(RECORD EXCERPTS)

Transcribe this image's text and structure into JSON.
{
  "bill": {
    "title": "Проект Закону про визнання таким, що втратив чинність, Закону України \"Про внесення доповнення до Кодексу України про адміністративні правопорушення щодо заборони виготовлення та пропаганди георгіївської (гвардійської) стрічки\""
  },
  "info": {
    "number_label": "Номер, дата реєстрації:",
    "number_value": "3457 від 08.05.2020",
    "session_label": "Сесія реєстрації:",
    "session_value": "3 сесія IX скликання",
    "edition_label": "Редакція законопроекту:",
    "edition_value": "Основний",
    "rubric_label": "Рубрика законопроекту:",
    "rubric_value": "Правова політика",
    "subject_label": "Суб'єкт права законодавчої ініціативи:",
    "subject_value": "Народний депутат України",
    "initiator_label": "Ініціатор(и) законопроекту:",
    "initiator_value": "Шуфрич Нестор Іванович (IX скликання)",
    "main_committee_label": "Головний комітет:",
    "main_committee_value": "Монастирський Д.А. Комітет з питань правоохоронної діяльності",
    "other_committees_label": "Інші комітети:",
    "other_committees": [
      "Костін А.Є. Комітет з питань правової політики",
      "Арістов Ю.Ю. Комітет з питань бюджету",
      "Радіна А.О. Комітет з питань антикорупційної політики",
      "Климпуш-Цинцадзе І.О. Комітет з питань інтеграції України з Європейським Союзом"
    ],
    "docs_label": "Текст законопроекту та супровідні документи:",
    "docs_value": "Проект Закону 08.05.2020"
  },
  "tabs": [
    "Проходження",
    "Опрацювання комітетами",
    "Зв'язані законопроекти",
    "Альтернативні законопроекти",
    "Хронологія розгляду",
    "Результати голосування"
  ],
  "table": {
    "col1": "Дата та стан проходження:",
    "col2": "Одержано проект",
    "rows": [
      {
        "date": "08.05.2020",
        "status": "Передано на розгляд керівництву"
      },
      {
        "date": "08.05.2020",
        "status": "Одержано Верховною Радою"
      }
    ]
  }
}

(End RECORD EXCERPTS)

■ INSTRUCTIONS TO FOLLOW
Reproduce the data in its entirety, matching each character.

■ THE COMPLETED TASK
Transcribe this image's text and structure into JSON.
{
  "bill": {
    "title": "Проект Закону про визнання таким, що втратив чинність, Закону України \"Про внесення доповнення до Кодексу України про адміністративні правопорушення щодо заборони виготовлення та пропаганди георгіївської (гвардійської) стрічки\""
  },
  "info": {
    "number_label": "Номер, дата реєстрації:",
    "number_value": "3457 від 08.05.2020",
    "session_label": "Сесія реєстрації:",
    "session_value": "3 сесія IX скликання",
    "edition_label": "Редакція законопроекту:",
    "edition_value": "Основний",
    "rubric_label": "Рубрика законопроекту:",
    "rubric_value": "Правова політика",
    "subject_label": "Суб'єкт права законодавчої ініціативи:",
    "subject_value": "Народний депутат України",
    "initiator_label": "Ініціатор(и) законопроекту:",
    "initiator_value": "Шуфрич Нестор Іванович (IX скликання)",
    "main_committee_label": "Головний комітет:",
    "main_committee_value": "Монастирський Д.А. Комітет з питань правоохоронної діяльності",
    "other_committees_label": "Інші комітети:",
    "other_committees": [
      "Костін А.Є. Комітет з питань правової політики",
      "Арістов Ю.Ю. Комітет з питань бюджету",
      "Радіна А.О. Комітет з питань антикорупційної політики",
      "Климпуш-Цинцадзе І.О. Комітет з питань інтеграції України з Європейським Союзом"
    ],
    "docs_label": "Текст законопроекту та супровідні документи:",
    "docs_value": "Проект Закону 08.05.2020"
  },
  "tabs": [
    "Проходження",
    "Опрацювання комітетами",
    "Зв'язані законопроекти",
    "Альтернативні законопроекти",
    "Хронологія розгляду",
    "Результати голосування"
  ],
  "table": {
    "col1": "Дата та стан проходження:",
    "col2": "Одержано проект",
    "rows": [
      {
        "date": "08.05.2020",
        "status": "Передано на розгляд керівництву"
      },
      {
        "date": "08.05.2020",
        "status": "Одержано Верховною Радою"
      }
    ]
  }
}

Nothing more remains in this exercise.